After the light went out, the doubt crept in. Vietnam blew up. Robert Kennedy got murdered and Martin Luther King, Jr. Richard Nixon inflicted Watergate on us. And we've never been the same.

If you lived through the 1960s and the early 1970s, if you were anywhere near Cal or Stanford or any college campus, you knew belief and hope had vanished. You were considered out of it if you trusted the government. Hopelessly na?e. A traitor to your generation.

For the first time, we/you/everyone felt there was more to a story, any story, than what they told us. "They" was the government. "They" was the big corporations. "They" was anyone with power. Even today the feeling persists: "They" are withholding the real story of JFK's assassination.

The 1960s turned America on its head. The young didn't trust the old anymore, hated the government and the Army, too, its leaders for sure. But even the soldiers took flak.

You had the feeling — at least you wanted to believe — none of that would have happened if Kennedy had lived. The light would have endured. Kennedy's smile, his wit, his verbal timing, they would have lit up the world. And things would always be clear — as transparent as a piece of glass. He was the first president to hold live press conferences and he televised them.
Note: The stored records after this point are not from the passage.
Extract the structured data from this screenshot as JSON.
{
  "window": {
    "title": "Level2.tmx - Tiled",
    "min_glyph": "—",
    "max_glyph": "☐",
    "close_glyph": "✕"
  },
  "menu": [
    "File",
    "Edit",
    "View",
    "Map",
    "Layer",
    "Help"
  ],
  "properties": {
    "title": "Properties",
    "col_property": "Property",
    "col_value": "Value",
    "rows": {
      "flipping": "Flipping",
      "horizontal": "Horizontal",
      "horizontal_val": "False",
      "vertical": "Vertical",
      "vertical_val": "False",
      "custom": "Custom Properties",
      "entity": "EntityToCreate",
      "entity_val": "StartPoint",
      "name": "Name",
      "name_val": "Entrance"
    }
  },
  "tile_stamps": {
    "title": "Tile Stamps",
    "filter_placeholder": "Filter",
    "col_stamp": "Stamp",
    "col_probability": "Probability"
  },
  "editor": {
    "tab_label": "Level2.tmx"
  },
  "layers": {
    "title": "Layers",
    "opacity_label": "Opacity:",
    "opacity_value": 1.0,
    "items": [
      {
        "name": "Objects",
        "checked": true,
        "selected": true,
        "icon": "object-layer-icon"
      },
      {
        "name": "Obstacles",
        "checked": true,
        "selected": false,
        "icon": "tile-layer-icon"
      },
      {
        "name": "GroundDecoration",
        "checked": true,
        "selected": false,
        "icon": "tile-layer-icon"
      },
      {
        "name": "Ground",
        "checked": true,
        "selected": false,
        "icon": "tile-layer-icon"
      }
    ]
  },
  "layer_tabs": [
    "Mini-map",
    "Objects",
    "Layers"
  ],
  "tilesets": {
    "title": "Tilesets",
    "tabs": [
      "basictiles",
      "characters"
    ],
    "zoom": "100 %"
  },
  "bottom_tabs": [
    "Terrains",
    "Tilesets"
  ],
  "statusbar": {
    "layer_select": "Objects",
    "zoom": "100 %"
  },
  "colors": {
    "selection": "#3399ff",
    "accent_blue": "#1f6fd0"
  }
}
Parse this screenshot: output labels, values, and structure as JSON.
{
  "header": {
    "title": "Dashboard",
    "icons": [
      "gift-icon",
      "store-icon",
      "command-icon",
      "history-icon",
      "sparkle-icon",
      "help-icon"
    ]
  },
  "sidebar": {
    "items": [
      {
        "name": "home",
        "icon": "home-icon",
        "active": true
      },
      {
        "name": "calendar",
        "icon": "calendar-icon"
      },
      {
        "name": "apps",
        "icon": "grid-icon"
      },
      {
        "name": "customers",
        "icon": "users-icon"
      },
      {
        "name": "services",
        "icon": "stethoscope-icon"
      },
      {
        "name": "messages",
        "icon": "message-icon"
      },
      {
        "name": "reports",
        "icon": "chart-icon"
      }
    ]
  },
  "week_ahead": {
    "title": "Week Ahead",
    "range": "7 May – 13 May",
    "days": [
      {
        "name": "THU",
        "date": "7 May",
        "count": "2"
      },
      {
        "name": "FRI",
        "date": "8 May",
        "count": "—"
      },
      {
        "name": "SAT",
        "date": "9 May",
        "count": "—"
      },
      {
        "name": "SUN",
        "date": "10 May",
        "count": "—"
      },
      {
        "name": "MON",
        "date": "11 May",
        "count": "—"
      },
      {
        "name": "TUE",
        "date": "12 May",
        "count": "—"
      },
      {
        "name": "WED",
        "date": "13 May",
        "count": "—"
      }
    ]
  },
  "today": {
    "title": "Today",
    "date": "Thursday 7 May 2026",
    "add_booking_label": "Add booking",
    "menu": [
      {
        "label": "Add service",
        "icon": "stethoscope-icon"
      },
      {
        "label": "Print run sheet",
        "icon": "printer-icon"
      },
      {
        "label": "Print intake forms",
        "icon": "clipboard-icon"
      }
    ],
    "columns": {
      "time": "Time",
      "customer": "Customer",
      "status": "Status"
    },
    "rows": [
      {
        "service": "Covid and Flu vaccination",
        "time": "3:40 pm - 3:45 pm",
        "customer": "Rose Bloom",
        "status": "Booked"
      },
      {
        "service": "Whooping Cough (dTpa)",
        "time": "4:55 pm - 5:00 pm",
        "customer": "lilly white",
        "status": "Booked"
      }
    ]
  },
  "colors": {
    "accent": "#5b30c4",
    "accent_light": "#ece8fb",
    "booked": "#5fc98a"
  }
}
A few years after Kennedy died, a friend of his came to Stanford to speak. Dinkelspiel Auditorium was SRO. People wanted to know about the "real" Kennedy. And the friend told this story.

He and Kennedy were sitting next to each other on a plane, and Kennedy had read an interesting article and he gave it to this friend to read, wanted his opinion. The friend was reading at his normal pace — the friend thought it was rapid enough. Kennedy finally elbowed him in the ribs. "Are you reading the article," he wanted to know, "or are you memorizing it?"

Laughter throughout the auditorium, cleansing, heart-sad laughter.

Think how things have changed in our daily lives since Kennedy died. Think about movies, something as everyday as the flicks. Before Kennedy died, Doris Day's biggest problem was to preserve her virtue from Rock Hudson, to hold out until he married her.

After Kennedy died, movies got darker. Cause and effect wasn't clear anymore. The government was watching. And listening, too. The system was suspect, rigged against all of us. We got "The Conversation," "Easy Rider," "Blowup," "The Parallax View."

And in 1970 we got "Five Easy Pieces." Jack Nicholson. The ultimate angry young man. He expressed the anger of the post-Kennedy generation and more: He was angry about everything.

He sat in that diner and wanted a side of wheat toast. But wheat toast didn't come with the "Number Two" omelet. A roll did. He didn't want a roll. He went wild. He threw the water glasses off the Formica table onto the floor.

It was a new kind of rage. He was raging against authority in the person of the bossy waitress and he was raging against mindless rules. He felt his freedom vanishing and he was raging against that.

That rage persists. The world has never been the same. Camelot is gone.